The biggest advantage of inflatable kayaks is their pack and portability of course. They fit into a rucksack or suitcase along with paddles and pump, can be stored in the cupboard under the stairs and can be carried around in the boot of most cars to a suitable launching spot. Inflatables are now branching out to fill all available niches in the same way Sit on Tops have. One specialised form is the packraft. Originally based on the survival rafts of downed WW2 airmen, these were designed primarily for wilderness exploration in Alaska with toughness, field repairability, packability and light weight being the core design features. Packrafts will pack away to tiny sizes, the smallest being about 4.5lbs in weight but will carry huge payloads; bikes and expedition equipment in wild and remote locations. They are expensive but with a bike and a packraft you can achieve optimal adventure potential.
There is a health warning with inflatables though, several budget supermarkets sell cheap inflatable kayaks. Now, I’m not a boat snob and I think that these are a great way to get afloat and have fun in a safe environment but they’re not very firm and they’re not very tough and they’re difficult to manage in the wind so they’re best not used on the sea with an off shore breeze and I know people have paddled them around Portland Bill without any hiccups but the RNLI and Coastguard also have to spend more time rescuing these type of kayak than any other and other boats are more suitable for more out-there adventures.
Inflatable kayak recommendations:
- Sevylor Madison - Tough and perennially popular inflatables
- Verano Cayman - Firm single seater which handles well

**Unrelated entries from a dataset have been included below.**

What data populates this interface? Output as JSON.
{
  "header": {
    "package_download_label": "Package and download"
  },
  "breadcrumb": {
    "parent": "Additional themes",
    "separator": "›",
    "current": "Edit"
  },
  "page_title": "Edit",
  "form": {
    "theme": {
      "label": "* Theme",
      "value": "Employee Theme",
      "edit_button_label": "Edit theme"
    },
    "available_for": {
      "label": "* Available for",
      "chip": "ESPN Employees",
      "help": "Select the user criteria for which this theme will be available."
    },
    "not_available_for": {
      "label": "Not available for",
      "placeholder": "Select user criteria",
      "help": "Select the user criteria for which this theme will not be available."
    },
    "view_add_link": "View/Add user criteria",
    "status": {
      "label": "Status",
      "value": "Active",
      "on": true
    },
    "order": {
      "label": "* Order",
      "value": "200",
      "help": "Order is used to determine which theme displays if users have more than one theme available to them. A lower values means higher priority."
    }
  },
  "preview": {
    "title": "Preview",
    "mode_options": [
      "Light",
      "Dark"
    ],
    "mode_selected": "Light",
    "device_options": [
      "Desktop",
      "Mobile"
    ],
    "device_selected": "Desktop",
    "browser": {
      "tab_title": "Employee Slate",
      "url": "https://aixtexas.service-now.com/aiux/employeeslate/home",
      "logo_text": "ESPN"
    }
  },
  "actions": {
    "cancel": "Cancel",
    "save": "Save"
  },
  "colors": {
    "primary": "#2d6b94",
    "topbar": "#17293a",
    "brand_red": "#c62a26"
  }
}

Right, that’s a very quick canter through different kinds of kayak mostly based on the boats we sell and the ones we gat asked about, I know I’ve largely ignored racing boats such as marathon and sprint boats and esoteric outliers such as squirt boats so apologies to all you racers and squirters. If you’d like to know more though contact us or come and see us and we’ll happily talk about the merits of different boats for hours…and hours…and hours.